Before, direct mail marketing is done by sending out letters and postcards to their prospects. Today, many entrepreneurs use online direct mail advertising to reach out to a wider range of market over the internet. The following are the advantages of using direct mail advertising.

Reach out to your target market. Since marketing mails are sent directly to a specific group of people, a business owner can customize the message and the approach depending on the targeted recipients. This is why direct marketing has been proven to be very efficient in encouraging people to take positive action. Furthermore, marketing mails are sent exclusively to genuine leads so that the potential to get results is much greater compared to other forms of advertising.

Get your message across more easily. Before creating their marketing copy, merchants are advised to spend time studying their market. It is a good idea to send a different batch of marketing mails to every niche. Based on the demographics shown in your mailing list, what do you think is the best approach for your intended recipients?

Track the result of your direct marketing campaign better. It is easier to track the results of your campaign through direct mail marketing. If you sent marketing emails, for example, you can simply include a discount code in your message and instruct the customer to enter the code on their checkout if they wish to buy from your online shop. Monitoring the codes you received can allow you to gauge the result of your marketing campaign faster and better.

Direct marketing campaign can be done in a small scale. For entrepreneurs who must work on a limited budget, a small scale direct marketing campaign can be executed without difficulty. For example, you can send marketing emails to a small group of people and wait for the results before launching a bigger campaign or committing a larger budget.

Gain brand name recognition. Direct mail marketing is all about repetition. You need to send your marketing mails to same recipients at least three times or more at the right intervals. Hence, if you include your brand name and logo with all your marketing mails, people will become familiar with your company and remember you more easily.

Build rapport with your customers. By regularly sending direct marketing mails, a business can easily build rapport with prospective customers. It is also an effective way to strengthen your relationship with your old clients. It is easier to build trust and encourage loyalty among existing customers when you communicate with them on a more personal level.

More cost-efficient than other marketing methods. When compared to other marketing methods, a business owner can save a great deal with direct mail advertising.
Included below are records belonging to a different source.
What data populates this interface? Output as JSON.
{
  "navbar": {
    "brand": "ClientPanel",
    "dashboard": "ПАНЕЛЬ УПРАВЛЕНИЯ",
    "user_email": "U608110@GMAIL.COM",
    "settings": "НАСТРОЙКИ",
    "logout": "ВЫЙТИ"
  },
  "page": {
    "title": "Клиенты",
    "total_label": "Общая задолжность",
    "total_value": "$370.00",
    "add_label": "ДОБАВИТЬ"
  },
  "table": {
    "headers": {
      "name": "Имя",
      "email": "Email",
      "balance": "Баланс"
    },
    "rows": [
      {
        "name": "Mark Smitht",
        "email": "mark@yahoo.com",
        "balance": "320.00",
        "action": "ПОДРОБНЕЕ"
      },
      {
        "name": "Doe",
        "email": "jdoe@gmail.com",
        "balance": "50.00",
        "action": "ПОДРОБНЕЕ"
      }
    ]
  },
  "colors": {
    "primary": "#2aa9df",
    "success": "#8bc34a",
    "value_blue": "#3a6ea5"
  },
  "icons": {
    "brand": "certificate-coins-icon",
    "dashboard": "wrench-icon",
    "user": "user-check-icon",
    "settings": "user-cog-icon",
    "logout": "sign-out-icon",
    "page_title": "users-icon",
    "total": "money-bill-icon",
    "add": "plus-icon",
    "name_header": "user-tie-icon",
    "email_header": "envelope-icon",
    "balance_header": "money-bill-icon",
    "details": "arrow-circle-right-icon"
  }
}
Again, this form of marketing is concentrated to a limited group or niche so there’s no need to use a huge percentage of your marketing budget.

Copyright (c) 2010 Luie De Von